A word-for-word retyping of the listing below is required, with the pictures dropped.
BEGIN Provided entries
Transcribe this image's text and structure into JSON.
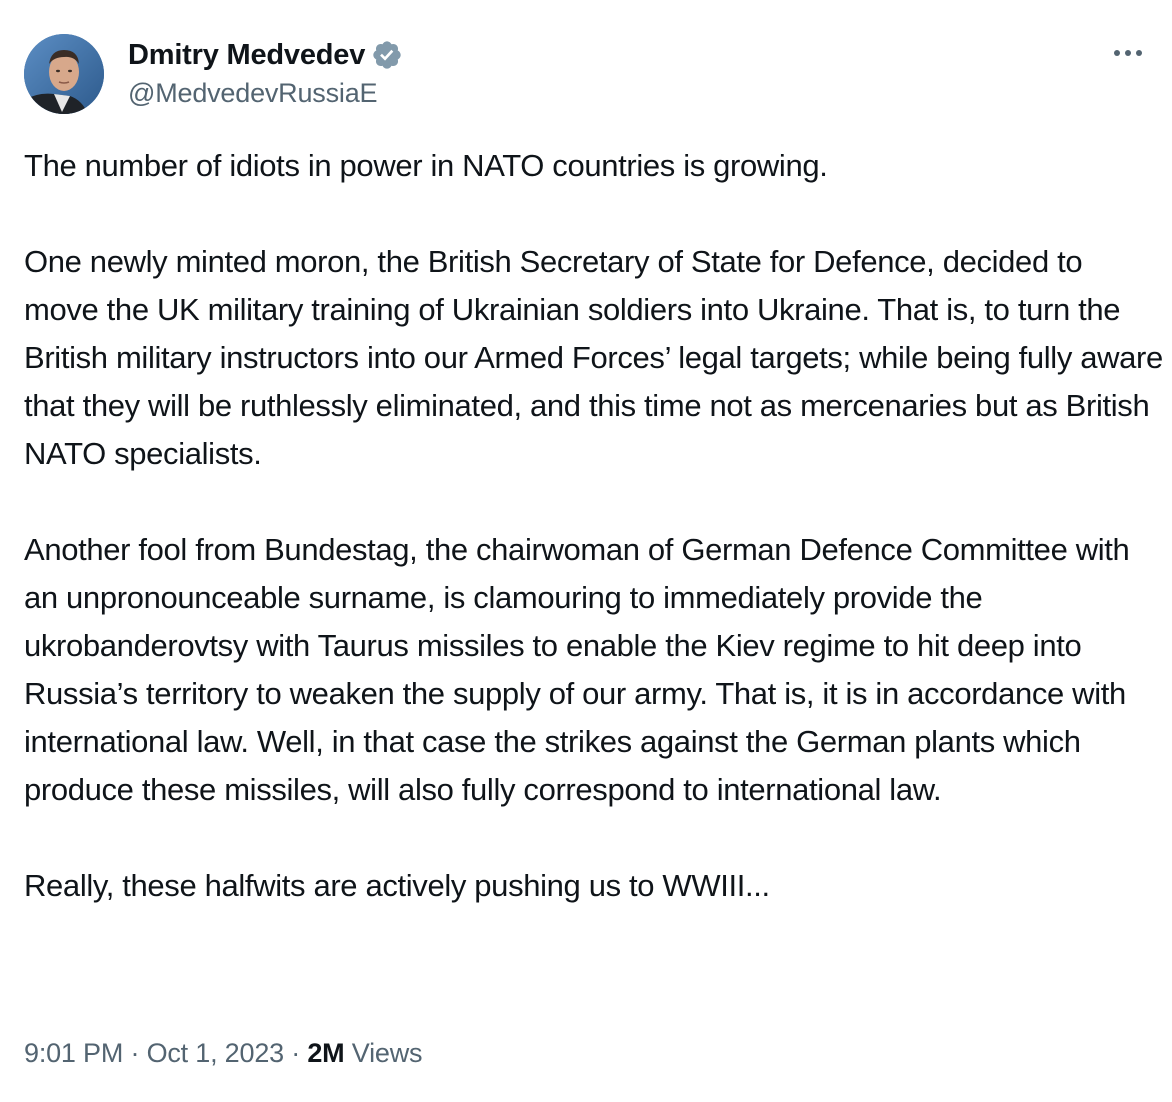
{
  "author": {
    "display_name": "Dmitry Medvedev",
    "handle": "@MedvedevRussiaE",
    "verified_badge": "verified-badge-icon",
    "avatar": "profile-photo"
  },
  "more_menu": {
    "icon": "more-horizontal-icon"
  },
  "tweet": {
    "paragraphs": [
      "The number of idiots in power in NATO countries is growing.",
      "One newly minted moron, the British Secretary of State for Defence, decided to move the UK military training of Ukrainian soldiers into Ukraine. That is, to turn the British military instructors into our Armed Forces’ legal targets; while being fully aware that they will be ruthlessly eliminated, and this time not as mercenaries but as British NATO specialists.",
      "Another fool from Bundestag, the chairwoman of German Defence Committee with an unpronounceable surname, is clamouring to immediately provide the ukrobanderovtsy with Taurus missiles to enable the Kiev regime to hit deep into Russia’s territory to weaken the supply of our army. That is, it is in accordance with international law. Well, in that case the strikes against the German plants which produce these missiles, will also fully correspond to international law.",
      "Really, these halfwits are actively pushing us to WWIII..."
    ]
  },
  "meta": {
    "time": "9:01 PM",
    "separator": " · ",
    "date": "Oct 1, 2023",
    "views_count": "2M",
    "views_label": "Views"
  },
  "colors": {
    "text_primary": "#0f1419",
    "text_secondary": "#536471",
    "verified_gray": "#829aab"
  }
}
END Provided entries
Result of the exercise:
Transcribe this image's text and structure into JSON.
{
  "author": {
    "display_name": "Dmitry Medvedev",
    "handle": "@MedvedevRussiaE",
    "verified_badge": "verified-badge-icon",
    "avatar": "profile-photo"
  },
  "more_menu": {
    "icon": "more-horizontal-icon"
  },
  "tweet": {
    "paragraphs": [
      "The number of idiots in power in NATO countries is growing.",
      "One newly minted moron, the British Secretary of State for Defence, decided to move the UK military training of Ukrainian soldiers into Ukraine. That is, to turn the British military instructors into our Armed Forces’ legal targets; while being fully aware that they will be ruthlessly eliminated, and this time not as mercenaries but as British NATO specialists.",
      "Another fool from Bundestag, the chairwoman of German Defence Committee with an unpronounceable surname, is clamouring to immediately provide the ukrobanderovtsy with Taurus missiles to enable the Kiev regime to hit deep into Russia’s territory to weaken the supply of our army. That is, it is in accordance with international law. Well, in that case the strikes against the German plants which produce these missiles, will also fully correspond to international law.",
      "Really, these halfwits are actively pushing us to WWIII..."
    ]
  },
  "meta": {
    "time": "9:01 PM",
    "separator": " · ",
    "date": "Oct 1, 2023",
    "views_count": "2M",
    "views_label": "Views"
  },
  "colors": {
    "text_primary": "#0f1419",
    "text_secondary": "#536471",
    "verified_gray": "#829aab"
  }
}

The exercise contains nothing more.